From the Sears Point camera in the last hour … Northern Lights seen in the North Bay skies northern horizon 🤯#CAwx 3/23/2023 #AuroraBorealis @NWSBayArea pic.twitter.com/zMlSTOWKVD
— Rob Mayeda (@RobMayeda) March 24, 2023
When reports of lights seen as far as Northern California began to surface, one Twitter user asked the San Diego National Weather Service whether the Aurora Borealis ever been visible in the southern part of the state. The forecast office replied, saying that a Northern Lights spotting is rare because of urban lights, but an occurrence was reported in 2000.
3/23 9 PM: Northern Lights are in full force. This picture was taken at our forecast office around 9 PM. #NorthernLights #wywx pic.twitter.com/PCn2pmQtTp
— NWS Riverton (@NWSRiverton) March 24, 2023
It was quite the #northernlights show last night. Keep sharing the best snaps you were able to get! pic.twitter.com/w04MDdSIeg
— NWS Gaylord (@NWSGaylord) March 24, 2023
Gaylord Post troopers on the midnight shift had another spectacular view of the Northern Lights last night. pic.twitter.com/RGujAlMdcH
— MSP Seventh District (@mspnorthernmi) March 24, 2023
I'll add to the beautiful photos this evening of the Northern Lights at our office in Duluth. #Aurora pic.twitter.com/mf8P4IYyax
— NWS Duluth (@NWSduluth) March 24, 2023
I'm no photographer but we're able to see the Aurora with our naked eye here in Chanhassen! #mnwx #wiwx #northernlights pic.twitter.com/zDTheTNGTI
— NWS Twin Cities (@NWSTwinCities) March 24, 2023
It's 3 AM and the Northern Lights are still showing up on webcams, though they're getting kind of faint to us. Check out this MNDOT webcam loop from near Ely! pic.twitter.com/B9noFeO52t
— NWS Duluth (@NWSduluth) March 24, 2023
Who else got a glimpse of the northern lights last night? https://t.co/638UDMIfKE
— NWS Omaha (@NWSOmaha) March 24, 2023
It's 240 am and the northern lights are still showing up nicely on this webcam image from near Lake Poinsett.
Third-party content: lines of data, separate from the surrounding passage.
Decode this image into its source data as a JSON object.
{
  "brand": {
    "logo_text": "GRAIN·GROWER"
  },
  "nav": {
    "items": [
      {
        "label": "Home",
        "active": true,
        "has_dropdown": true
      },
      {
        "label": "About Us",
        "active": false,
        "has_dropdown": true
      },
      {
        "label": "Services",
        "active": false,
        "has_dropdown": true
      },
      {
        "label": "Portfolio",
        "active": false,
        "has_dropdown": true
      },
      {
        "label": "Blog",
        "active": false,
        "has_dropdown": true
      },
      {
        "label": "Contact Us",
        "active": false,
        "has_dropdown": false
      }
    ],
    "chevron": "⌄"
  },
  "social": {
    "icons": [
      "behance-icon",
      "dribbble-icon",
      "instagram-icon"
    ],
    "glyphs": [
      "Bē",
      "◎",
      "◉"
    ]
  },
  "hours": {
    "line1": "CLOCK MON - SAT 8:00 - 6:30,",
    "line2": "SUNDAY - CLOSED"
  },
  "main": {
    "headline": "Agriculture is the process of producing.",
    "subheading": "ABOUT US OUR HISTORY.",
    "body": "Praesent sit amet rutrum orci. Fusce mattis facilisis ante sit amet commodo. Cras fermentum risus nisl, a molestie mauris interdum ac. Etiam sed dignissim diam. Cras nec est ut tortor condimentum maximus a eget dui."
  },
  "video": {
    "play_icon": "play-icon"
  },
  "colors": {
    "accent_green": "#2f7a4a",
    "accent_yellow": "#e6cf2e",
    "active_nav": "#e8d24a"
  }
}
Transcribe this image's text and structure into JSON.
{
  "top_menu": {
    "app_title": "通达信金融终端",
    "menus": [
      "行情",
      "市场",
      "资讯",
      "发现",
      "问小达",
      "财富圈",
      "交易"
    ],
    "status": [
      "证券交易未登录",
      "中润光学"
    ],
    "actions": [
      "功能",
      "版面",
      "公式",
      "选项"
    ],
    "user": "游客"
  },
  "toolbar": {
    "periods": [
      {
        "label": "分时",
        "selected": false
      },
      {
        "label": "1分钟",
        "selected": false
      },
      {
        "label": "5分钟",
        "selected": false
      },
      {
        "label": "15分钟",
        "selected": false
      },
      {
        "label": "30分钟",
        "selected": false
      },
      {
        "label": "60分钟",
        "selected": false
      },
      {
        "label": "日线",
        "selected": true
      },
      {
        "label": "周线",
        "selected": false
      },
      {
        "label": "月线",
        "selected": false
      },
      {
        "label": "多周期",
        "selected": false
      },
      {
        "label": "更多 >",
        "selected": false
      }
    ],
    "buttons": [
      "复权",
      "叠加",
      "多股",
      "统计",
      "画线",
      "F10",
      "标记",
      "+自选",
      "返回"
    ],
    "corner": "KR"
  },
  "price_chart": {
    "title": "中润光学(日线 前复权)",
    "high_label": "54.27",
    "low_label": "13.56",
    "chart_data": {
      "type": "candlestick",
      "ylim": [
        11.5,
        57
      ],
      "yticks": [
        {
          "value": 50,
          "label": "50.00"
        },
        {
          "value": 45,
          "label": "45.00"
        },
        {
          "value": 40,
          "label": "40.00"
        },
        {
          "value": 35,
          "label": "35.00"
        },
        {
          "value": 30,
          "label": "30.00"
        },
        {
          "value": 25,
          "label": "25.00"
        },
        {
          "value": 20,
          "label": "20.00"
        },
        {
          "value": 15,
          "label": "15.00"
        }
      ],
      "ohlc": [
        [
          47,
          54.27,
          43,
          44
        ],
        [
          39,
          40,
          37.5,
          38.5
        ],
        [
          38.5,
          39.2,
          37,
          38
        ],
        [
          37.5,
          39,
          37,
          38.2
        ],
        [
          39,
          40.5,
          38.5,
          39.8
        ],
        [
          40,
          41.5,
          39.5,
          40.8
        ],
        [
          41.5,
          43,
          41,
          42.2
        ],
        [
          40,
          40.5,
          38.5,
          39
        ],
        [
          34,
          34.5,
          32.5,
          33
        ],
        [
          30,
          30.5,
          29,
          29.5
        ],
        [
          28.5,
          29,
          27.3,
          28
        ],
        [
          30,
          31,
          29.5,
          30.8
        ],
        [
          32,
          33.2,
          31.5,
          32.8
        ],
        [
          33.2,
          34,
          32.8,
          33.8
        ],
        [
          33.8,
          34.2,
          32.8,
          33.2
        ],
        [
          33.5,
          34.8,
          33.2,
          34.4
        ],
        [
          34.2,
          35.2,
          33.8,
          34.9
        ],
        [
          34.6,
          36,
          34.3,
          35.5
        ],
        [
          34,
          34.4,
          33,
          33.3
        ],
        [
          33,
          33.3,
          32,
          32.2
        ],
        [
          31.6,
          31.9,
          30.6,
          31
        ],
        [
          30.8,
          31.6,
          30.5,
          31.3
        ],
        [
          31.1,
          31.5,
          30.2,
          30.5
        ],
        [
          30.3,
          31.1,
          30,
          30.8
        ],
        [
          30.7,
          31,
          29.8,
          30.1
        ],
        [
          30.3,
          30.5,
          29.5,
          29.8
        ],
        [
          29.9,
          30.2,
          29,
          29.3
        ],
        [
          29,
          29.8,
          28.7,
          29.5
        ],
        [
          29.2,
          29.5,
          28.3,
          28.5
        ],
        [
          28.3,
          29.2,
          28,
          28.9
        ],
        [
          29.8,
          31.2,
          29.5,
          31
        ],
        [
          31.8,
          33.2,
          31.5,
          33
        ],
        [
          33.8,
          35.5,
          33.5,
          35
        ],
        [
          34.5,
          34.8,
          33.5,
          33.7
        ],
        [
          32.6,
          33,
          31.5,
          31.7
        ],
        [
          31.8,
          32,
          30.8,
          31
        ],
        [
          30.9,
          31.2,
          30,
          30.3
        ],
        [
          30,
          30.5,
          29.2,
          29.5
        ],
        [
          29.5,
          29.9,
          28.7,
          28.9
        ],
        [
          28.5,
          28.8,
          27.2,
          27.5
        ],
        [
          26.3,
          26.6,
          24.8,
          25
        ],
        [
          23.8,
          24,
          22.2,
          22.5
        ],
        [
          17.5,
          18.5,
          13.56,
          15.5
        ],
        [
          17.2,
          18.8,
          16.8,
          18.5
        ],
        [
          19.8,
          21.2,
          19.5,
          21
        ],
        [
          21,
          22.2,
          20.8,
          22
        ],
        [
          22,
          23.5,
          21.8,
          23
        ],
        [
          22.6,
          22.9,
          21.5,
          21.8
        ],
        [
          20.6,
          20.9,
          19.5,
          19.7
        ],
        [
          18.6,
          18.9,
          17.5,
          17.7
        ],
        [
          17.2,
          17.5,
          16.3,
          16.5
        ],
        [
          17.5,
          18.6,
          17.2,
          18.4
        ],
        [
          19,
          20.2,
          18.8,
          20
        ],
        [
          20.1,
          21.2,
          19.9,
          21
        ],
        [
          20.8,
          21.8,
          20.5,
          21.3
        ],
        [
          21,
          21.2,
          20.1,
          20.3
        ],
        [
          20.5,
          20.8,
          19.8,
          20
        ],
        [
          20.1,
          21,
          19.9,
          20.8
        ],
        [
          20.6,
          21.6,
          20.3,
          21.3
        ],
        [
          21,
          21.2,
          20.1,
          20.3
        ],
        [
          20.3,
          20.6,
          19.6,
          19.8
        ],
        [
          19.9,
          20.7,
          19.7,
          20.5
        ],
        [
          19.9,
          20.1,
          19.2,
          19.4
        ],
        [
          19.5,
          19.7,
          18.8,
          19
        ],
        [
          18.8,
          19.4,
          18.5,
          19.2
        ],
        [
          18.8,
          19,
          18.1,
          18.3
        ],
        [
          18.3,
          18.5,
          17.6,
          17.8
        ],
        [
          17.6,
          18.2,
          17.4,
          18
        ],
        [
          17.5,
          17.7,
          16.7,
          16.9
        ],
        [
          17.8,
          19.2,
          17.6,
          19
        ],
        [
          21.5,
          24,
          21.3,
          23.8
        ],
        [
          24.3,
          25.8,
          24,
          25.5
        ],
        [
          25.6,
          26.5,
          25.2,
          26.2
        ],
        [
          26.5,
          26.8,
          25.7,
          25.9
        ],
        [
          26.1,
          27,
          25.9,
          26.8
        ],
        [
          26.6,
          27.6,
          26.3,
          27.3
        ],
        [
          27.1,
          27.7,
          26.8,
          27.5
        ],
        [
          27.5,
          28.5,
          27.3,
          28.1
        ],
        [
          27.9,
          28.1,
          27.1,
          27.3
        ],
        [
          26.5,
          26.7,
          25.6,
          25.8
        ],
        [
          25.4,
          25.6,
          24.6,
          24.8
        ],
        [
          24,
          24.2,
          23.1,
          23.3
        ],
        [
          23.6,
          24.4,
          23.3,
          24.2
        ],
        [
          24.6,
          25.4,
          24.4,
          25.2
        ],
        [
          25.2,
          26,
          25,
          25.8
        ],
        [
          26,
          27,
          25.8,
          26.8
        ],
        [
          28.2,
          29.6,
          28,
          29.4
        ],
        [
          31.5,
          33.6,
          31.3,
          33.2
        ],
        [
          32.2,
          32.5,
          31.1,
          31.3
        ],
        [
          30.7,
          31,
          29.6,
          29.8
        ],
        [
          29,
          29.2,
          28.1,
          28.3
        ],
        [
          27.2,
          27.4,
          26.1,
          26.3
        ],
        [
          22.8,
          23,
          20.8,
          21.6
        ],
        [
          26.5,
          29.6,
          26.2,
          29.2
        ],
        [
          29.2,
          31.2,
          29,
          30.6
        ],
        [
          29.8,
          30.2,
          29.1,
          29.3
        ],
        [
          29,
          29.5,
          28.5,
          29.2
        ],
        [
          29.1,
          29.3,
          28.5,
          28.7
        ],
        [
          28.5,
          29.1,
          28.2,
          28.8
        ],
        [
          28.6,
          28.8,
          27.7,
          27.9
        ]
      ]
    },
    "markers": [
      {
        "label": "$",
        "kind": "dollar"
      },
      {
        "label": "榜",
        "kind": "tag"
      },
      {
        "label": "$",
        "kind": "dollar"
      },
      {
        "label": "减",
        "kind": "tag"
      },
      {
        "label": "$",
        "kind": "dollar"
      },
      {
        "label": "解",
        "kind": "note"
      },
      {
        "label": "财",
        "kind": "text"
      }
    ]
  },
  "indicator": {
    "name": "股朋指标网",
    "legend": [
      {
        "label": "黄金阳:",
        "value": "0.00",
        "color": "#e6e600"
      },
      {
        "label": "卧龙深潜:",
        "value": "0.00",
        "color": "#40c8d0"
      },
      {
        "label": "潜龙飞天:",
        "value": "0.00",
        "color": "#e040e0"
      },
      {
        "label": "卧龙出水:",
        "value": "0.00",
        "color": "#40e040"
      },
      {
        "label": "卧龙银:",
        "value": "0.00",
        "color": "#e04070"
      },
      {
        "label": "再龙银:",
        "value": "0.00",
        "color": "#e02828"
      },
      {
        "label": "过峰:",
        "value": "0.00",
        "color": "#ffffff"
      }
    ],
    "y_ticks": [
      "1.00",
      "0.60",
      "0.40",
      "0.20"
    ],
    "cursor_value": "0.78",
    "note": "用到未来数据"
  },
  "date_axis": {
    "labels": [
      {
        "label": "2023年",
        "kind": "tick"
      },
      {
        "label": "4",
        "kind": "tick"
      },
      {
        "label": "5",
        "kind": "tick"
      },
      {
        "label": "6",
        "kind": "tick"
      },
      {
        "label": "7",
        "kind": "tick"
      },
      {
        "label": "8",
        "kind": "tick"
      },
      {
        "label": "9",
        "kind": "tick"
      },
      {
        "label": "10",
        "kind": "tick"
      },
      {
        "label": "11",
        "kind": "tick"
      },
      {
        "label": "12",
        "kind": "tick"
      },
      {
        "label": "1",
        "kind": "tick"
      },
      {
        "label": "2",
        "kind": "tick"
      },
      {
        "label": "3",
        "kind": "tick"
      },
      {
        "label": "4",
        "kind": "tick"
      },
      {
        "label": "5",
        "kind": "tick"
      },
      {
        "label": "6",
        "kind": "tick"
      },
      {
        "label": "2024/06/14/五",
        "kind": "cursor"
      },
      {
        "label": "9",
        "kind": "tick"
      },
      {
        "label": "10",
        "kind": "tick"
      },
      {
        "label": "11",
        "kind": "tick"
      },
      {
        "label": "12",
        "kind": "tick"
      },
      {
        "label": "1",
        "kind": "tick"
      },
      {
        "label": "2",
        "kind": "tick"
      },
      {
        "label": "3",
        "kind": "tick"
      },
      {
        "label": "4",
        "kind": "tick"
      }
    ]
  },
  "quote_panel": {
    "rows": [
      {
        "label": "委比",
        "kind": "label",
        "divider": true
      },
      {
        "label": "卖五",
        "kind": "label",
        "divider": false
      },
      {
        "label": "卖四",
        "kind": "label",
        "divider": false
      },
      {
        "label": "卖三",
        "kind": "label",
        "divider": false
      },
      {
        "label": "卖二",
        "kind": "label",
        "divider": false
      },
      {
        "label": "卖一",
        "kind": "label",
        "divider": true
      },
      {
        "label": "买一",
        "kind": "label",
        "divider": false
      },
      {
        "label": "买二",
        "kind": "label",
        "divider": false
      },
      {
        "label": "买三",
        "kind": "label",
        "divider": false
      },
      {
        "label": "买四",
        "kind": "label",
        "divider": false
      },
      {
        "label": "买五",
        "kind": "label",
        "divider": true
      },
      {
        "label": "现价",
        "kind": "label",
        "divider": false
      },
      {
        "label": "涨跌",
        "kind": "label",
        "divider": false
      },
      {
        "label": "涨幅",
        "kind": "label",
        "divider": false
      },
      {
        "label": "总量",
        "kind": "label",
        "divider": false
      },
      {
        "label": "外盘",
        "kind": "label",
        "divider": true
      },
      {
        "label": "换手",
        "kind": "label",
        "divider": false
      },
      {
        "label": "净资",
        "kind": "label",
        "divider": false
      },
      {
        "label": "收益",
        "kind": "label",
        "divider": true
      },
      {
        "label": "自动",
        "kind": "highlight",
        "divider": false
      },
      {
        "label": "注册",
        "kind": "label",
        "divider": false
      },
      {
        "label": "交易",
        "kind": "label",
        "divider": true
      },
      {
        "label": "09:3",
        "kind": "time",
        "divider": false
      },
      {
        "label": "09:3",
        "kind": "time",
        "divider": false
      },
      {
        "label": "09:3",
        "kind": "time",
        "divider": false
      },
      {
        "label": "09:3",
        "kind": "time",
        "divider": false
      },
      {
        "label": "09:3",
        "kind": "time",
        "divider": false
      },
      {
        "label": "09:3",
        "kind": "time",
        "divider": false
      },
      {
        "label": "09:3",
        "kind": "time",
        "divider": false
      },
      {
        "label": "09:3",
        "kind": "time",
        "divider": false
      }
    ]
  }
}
Pretty cool!! 3/24/2023 #sdwx pic.twitter.com/x899hxONT1
— NWS Aberdeen (@NWSAberdeen) March 24, 2023
Northern lights visible from the office here in Rapid City! Though the lights from the city are washing it out a little (ok maybe a lot). Mostly clear across western SD and NE WY - step outside and take a look! #sdwx #wywx pic.twitter.com/8rTCnw3r4e
— NWS Rapid City (@NWSRapidCity) March 24, 2023
Our view of #NorthernLights at the @NWSBismarck office. There's plenty of light pollution looking across the airport and city to the north and we're still able to see them! #ndwx pic.twitter.com/e8kFJkPneT
— NWS Bismarck (@NWSBismarck) March 24, 2023
Here's a view of the northern lights (along with Venus & Jupiter, we think) on the Fallon County web camera facing northwest at 9pm. Cool! #mtwx #wywx pic.twitter.com/2mKoe5AHA7
— NWS Billings (@NWSBillings) March 24, 2023
Taken just before midnight, breaks in the clouds allowed us to capture the Aurora at the office. While faint, there is a haze of color. It was not visible to the naked eye though. Were you able to see it or capture a photo of it tonight? #northernlights pic.twitter.com/UGcImLu4Og
— NWS Binghamton (@NWSBinghamton) March 24, 2023
#northernlights #Aurora gave us quite a show at NWS LaCrosse last night/early this morning. Hope you were able to check it out. Thank the solar wind interaction with upper atmosphere (oxygen/hydrogen) for green-red shimmering curtains of color. Science is cool. #mnwx #iawx #wiwx pic.twitter.com/SRVObLZB78
— NWS La Crosse (@NWSLaCrosse) March 24, 2023
What causes the Northern Lights?
The colorful aurora forms when particles flowing from the sun get caught up in Earth's magnetic field. The particles interact with molecules of atmospheric gases to cause the famed glowing red and green colors of the aurora.
Contributing: Drake Bentley, Milwaukee Journal Sentinel
This article originally appeared on USA TODAY: NOAA's Northern Light forecast for US: More auroras Friday night?